The 2020 TurboTax commercial, “All People Are Tax People,” features a narrator empathizing with the audience over the difficulty of taxes, and then helping viewers see that just as they succeed in other realms, they can also succeed in paying taxes. This is a well put-together advertisement, which is adapted to its audience and leaves them feeling more confident, but the company behind it may be covering up some unethical behavior.
On my first view, I loved this commercial. Everyone has challenges that they face in life, so opening the commercial with the line, “Being a person is complicated,” starts it off in a way that most everyone can respond to. I feel like at this point, it would be easy for them to say something along the lines of, “that’s why we’re here to help you.” It would be a simple commercial stating a common problem (our stressful lives), then offering their services to help us out. But instead, they compliment humankind, and the viewer, on their ability to conquer challenges. This changed the tone from a salesman voice which we may be used to, to a simple and friendly voice that eases the viewer and frames taxes as another test they can beat. Rather than a, “you need our services” commercial, it was a “you’re awesome and you can do hard things” commercial, centered on taxes. Since it was presented by TurboTax, their website is the natural place to go and act on the newfound confidence that came from viewing the advertisement. I found it humorous, personable, attention-grabbing, and relevant.

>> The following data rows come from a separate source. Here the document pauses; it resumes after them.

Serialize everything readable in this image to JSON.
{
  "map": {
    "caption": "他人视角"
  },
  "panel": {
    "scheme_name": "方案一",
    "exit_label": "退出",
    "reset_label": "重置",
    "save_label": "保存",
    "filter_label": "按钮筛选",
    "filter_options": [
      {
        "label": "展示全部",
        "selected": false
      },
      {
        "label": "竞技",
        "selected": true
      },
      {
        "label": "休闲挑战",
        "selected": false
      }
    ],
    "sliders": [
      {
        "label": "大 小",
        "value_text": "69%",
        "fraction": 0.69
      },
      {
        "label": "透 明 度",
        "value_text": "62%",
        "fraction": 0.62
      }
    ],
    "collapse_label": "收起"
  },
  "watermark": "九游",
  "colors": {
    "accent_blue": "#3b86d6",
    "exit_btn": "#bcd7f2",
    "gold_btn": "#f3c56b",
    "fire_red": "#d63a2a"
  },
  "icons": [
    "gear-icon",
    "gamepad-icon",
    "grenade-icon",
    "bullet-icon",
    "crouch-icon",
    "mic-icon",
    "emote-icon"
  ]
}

But then I decided to stretch my personal media literacy and look deeper into TurboTax, and who they represent. Why did they put out this advertisement in the first place? What are their specific services?
Upon further investigation, I discovered what might be questionable ethics underlying this well-put-together advertisement from TurboTax.
The company that runs TurboTax is called Intuit, and they run several financial services including TurboTax, QuickBooks, Mint, and ProConnect. According to ProPublica—a newsroom publishing investigative journalism—Intuit has lobbied millions of dollars into legislation that makes it more difficult for the public to do their own taxes. Intuit’s main business comes from helping clients perform financial tasks, so if the IRS were to create easier and free ways for people to file their own taxes (like other developed nations reportedly have), Intuit could go out of business. Commercials like the one above advertise services that in reality should be free and government-supplied, and would be if not for companies like Intuit.
However, Intuit hasn’t totally bullied the government and the public out of their money. Under current law, Intuit and other tax service companies are required to offer free services to people whose gross income is less than $69,000 a year(irs.gov) and they do. They offer these free services, but what I found is that they are often hidden. The free tax services advertised on the TurboTax website are very limited, and finding the government-mandated and fully functioning free tax services is more work than most consumers will put in.
That goes a little beyond analyzing the 60-second commercial that we began with, but it’s important. Behind the humorous and persuasive media that we’re hit with each day, are corporations that exercise their power freely because their consumers aren’t media-literate enough to question their motives and behaviors.
“All People Are Tax People” is a creative and fun advertisement, but the unethical behaviors behind it are difficult to ignore. Without questioning it, the commercial is innocent, fun, and pride-boosting, but beneath it is a company that may be doing more harm than good. This exercise in media literacy opened my eyes to the importance of understanding why media outlets of any kind do what they do. As we seek to understand why they present their ideas or services, we can filter what media can be used for our long-term benefit, and what media sources will only use and abuse us and our precious resources.